I am passionate about spirituality and philosophy, but when it comes to these things one has to understand that is something for the long term. I don’t think of or deal with these subjects all the time. In fact, sometimes it is better to do other stuff and then come back and revisit the ideas. After I started out with my post called “The Other Side of Venus – part 1” I realized that it was a very difficult exercise. Usually a spiritual realization on complex subjects don’t happen over night or during the course of a week. In fact, it took me several months with occasionally revisiting the subject before I could even begin to think of what part 2 will look like. Maybe I will feel more ready to write it soon.

Spiritual growth is for the long term and cannot be rushed, but to me it doesn’t mean that the blog is dead. I do think however, that I will make some changes, and expand my subjects a little bit beyond the tarot.
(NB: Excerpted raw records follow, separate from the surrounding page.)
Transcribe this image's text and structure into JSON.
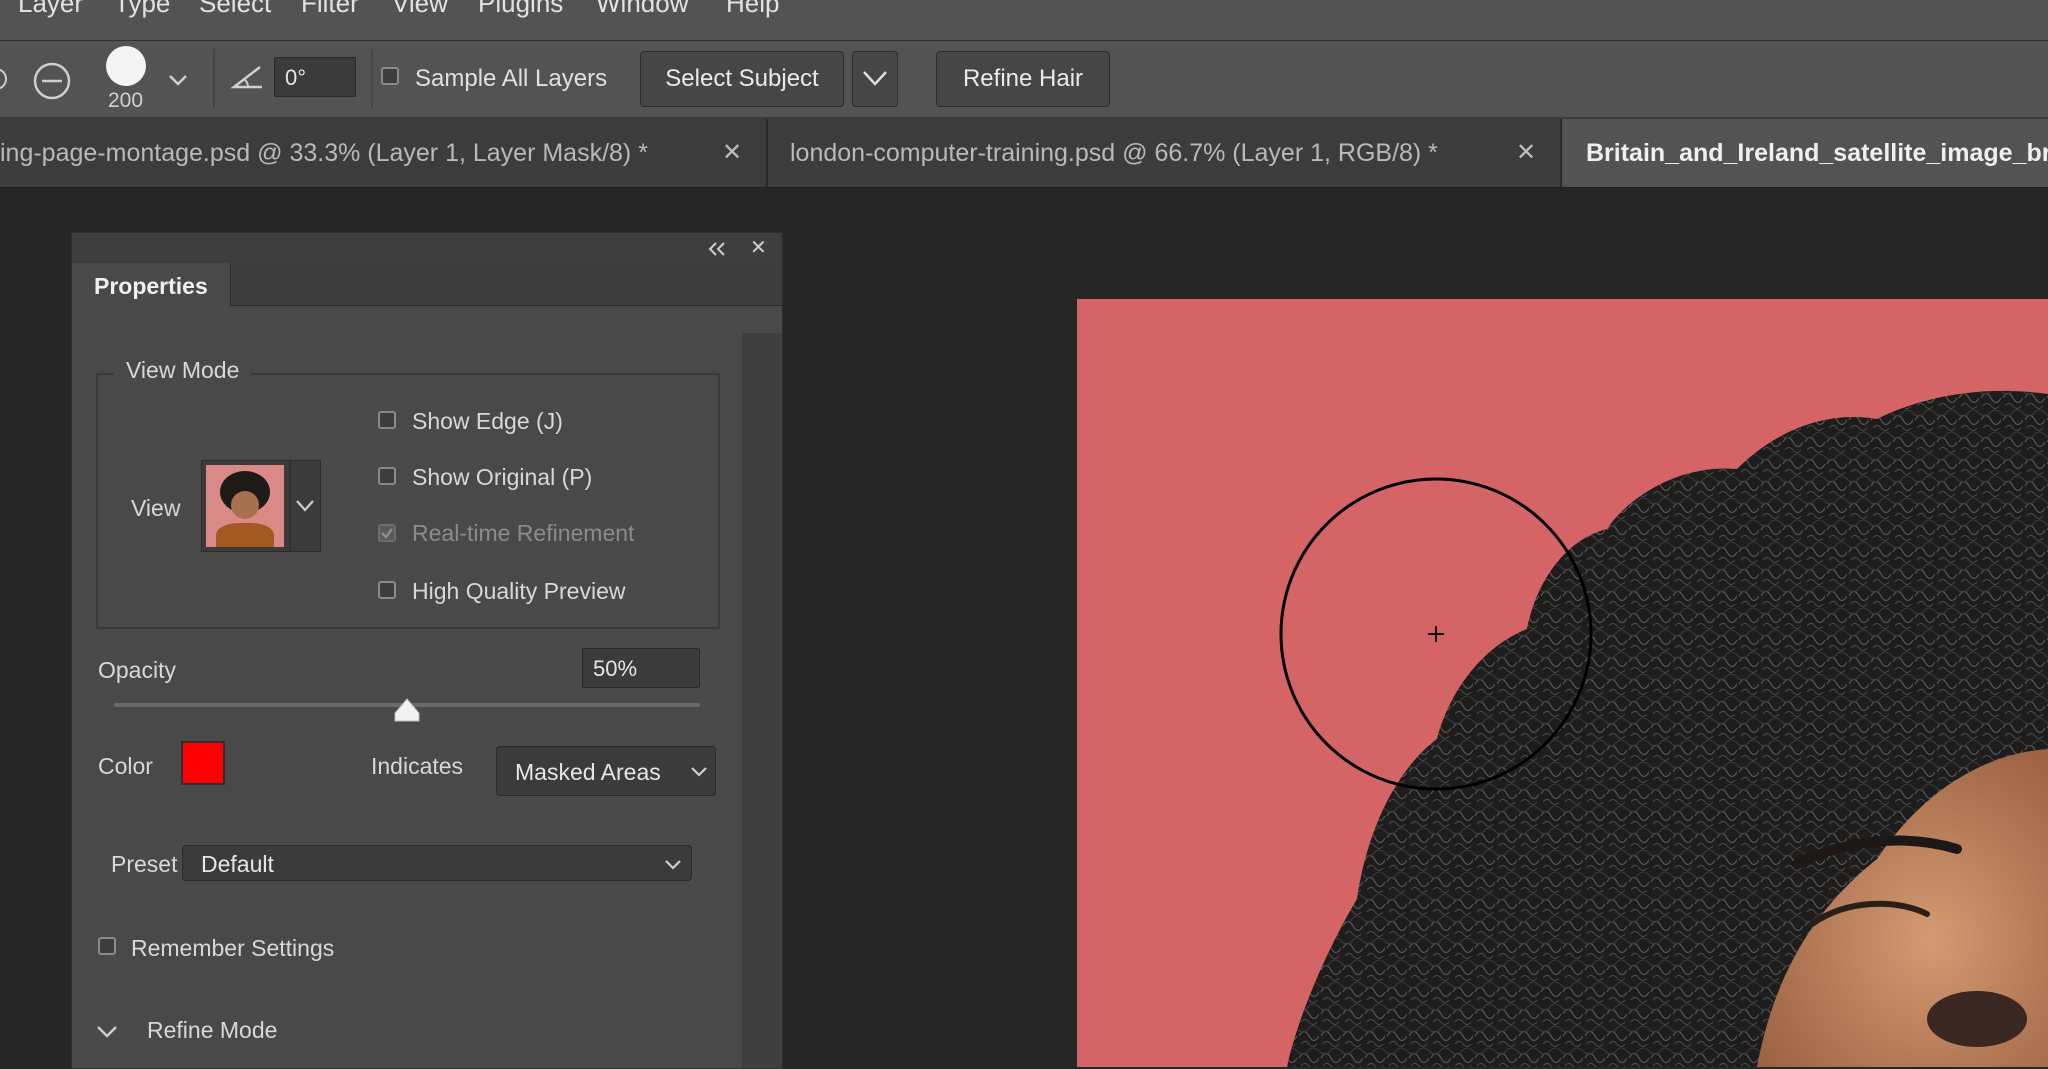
{
  "menu": {
    "items": [
      "Layer",
      "Type",
      "Select",
      "Filter",
      "View",
      "Plugins",
      "Window",
      "Help"
    ]
  },
  "options": {
    "brush_size": "200",
    "angle_value": "0°",
    "sample_all_layers": "Sample All Layers",
    "select_subject": "Select Subject",
    "refine_hair": "Refine Hair"
  },
  "tabs": [
    {
      "label": "ing-page-montage.psd @ 33.3% (Layer 1, Layer Mask/8) *",
      "active": false
    },
    {
      "label": "london-computer-training.psd @ 66.7% (Layer 1, RGB/8) *",
      "active": false
    },
    {
      "label": "Britain_and_Ireland_satellite_image_br",
      "active": true
    }
  ],
  "panel": {
    "title": "Properties",
    "view_mode": {
      "group_label": "View Mode",
      "view_label": "View",
      "show_edge": "Show Edge (J)",
      "show_original": "Show Original (P)",
      "realtime": "Real-time Refinement",
      "high_quality": "High Quality Preview"
    },
    "opacity_label": "Opacity",
    "opacity_value": "50%",
    "opacity_level": 0.5,
    "color_label": "Color",
    "overlay_color": "#ff0000",
    "indicates_label": "Indicates",
    "indicates_value": "Masked Areas",
    "preset_label": "Preset",
    "preset_value": "Default",
    "remember_settings": "Remember Settings",
    "refine_mode": "Refine Mode"
  },
  "colors": {
    "ui_bg": "#535353",
    "canvas_overlay": "#d46466"
  }
}
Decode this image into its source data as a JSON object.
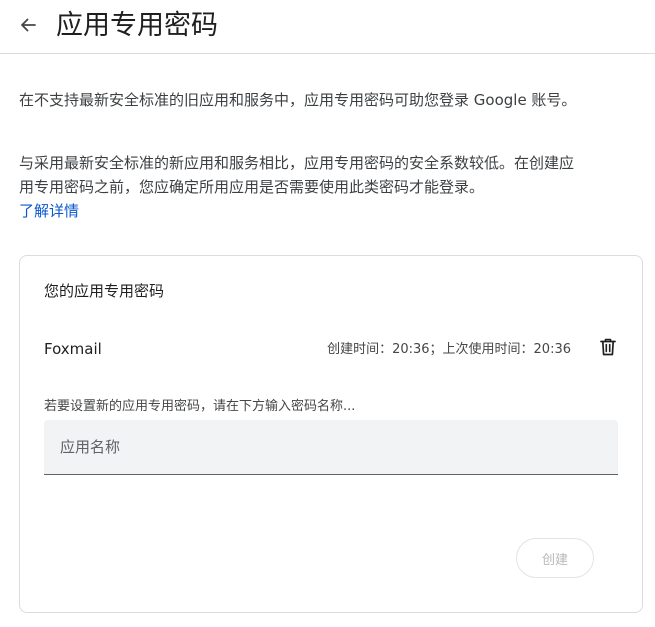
{
  "header": {
    "back_icon": "arrow-back-icon",
    "title": "应用专用密码"
  },
  "intro": {
    "paragraph1": "在不支持最新安全标准的旧应用和服务中，应用专用密码可助您登录 Google 账号。",
    "paragraph2": "与采用最新安全标准的新应用和服务相比，应用专用密码的安全系数较低。在创建应用专用密码之前，您应确定所用应用是否需要使用此类密码才能登录。",
    "learn_more": "了解详情"
  },
  "card": {
    "title": "您的应用专用密码",
    "passwords": [
      {
        "name": "Foxmail",
        "meta": "创建时间：20:36；上次使用时间：20:36",
        "delete_icon": "trash-icon"
      }
    ],
    "new_hint": "若要设置新的应用专用密码，请在下方输入密码名称...",
    "name_placeholder": "应用名称",
    "name_value": "",
    "create_label": "创建"
  },
  "colors": {
    "link": "#0b57d0",
    "text": "#1f1f1f",
    "secondary_text": "#444746",
    "field_bg": "#f1f3f4",
    "disabled_text": "#b8b8b8"
  }
}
For me the tarot is just a tool and if I was going to write about it all the time I would feel limited by it. It is a tool that I can use to teach me lessons in spirituality and obtain new spiritual insights, but it is not about the cards themselves. It is a representation of ideas, and a tool to help show the way, but they are, in my opinion, not the way itself.

There are so many people who are fixated on the tarot itself and put limitation on themselves to think that it is only a tool for divination. Sure, it can be definitely used that way, but I would argue that it is mainly a distraction from the true potential of the tarot. Let go of the divinatory meanings. It is not what tarot is about. Rather try and see each card as a story and when you put them together you are creating a story. In practice you are putting different symbolic ideas together. If you look at tarot in that way, it doesn’t really even mean much what kind of background you come from. You could call yourself religious or spiritual, and I think that even with an atheist background it is possible to gain insights from the tarot. Ironically, I think it would also lead to better divinatory results to see the tarot in this way.
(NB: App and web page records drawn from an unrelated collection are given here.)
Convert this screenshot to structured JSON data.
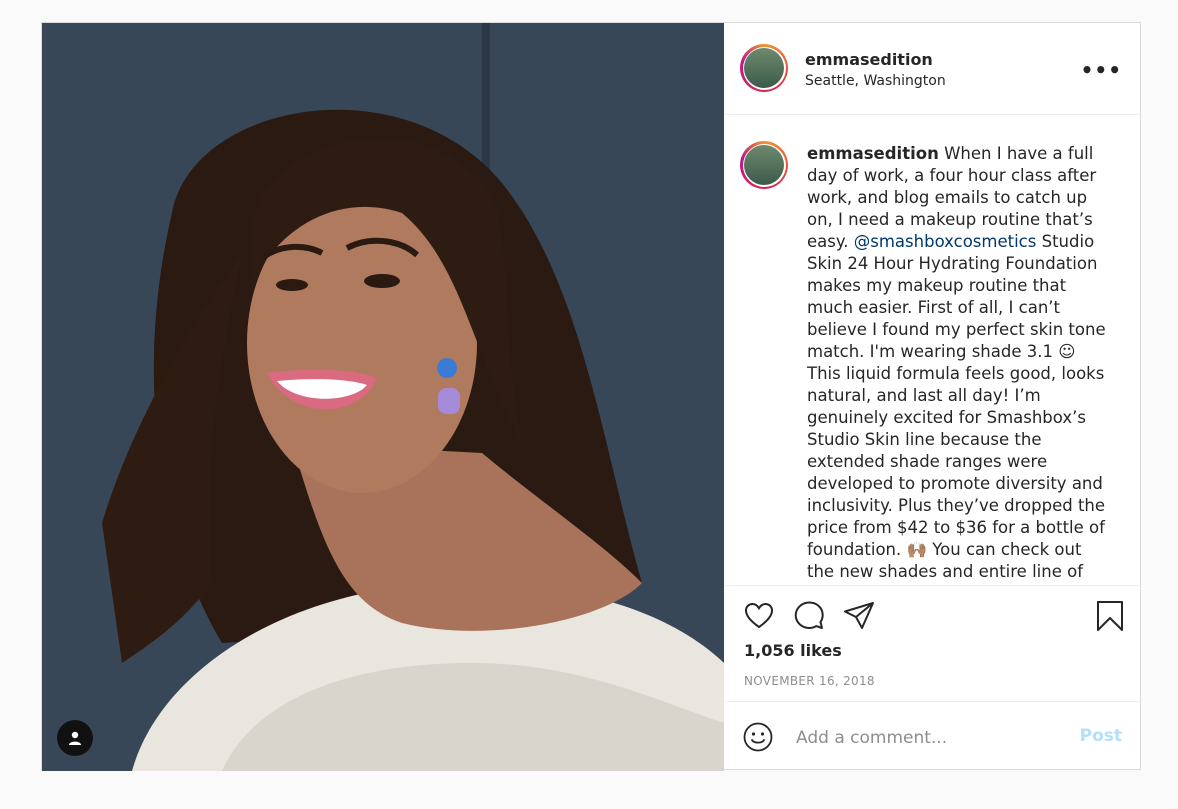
{
  "post": {
    "username": "emmasedition",
    "location": "Seattle, Washington",
    "more_label": "•••",
    "caption_user": "emmasedition",
    "caption_part1": "When I have a full day of work, a four hour class after work, and blog emails to catch up on, I need a makeup routine that’s easy. ",
    "caption_mention": "@smashboxcosmetics",
    "caption_part2": " Studio Skin 24 Hour Hydrating Foundation makes my makeup routine that much easier. First of all, I can’t believe I found my perfect skin tone match. I'm wearing shade 3.1 ☺ This liquid formula feels good, looks natural, and last all day! I’m genuinely excited for Smashbox’s Studio Skin line because the extended shade ranges were developed to promote diversity and inclusivity. Plus they’ve dropped the price from $42 to $36 for a bottle of foundation. 🙌🏽 You can check out the new shades and entire line of Studio Skin Hydrating Foundation when you click the link in",
    "likes": "1,056 likes",
    "date": "NOVEMBER 16, 2018"
  },
  "comment": {
    "placeholder": "Add a comment...",
    "post_label": "Post"
  },
  "icons": {
    "like": "heart-icon",
    "comment": "comment-icon",
    "share": "share-icon",
    "save": "bookmark-icon",
    "emoji": "emoji-icon",
    "tags": "user-tag-icon"
  },
  "colors": {
    "mention": "#00376b",
    "post_button": "#b2dffc",
    "border": "#dbdbdb"
  }
}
So I have decided that I will write some posts that don’t deal with the tarot at all, but of philosophy and spirituality in general. After all the tarot, in my opinion, is mainly a tool to advance within these areas. It doesn’t mean that I will not also continue to write about tarot though.

-Thus spake the Night Spirit

Fullmoon

Super full moon. There are either some lighting disturbances here or I just did not bother to clean my lens properly. It was hard to get a “clean” picture.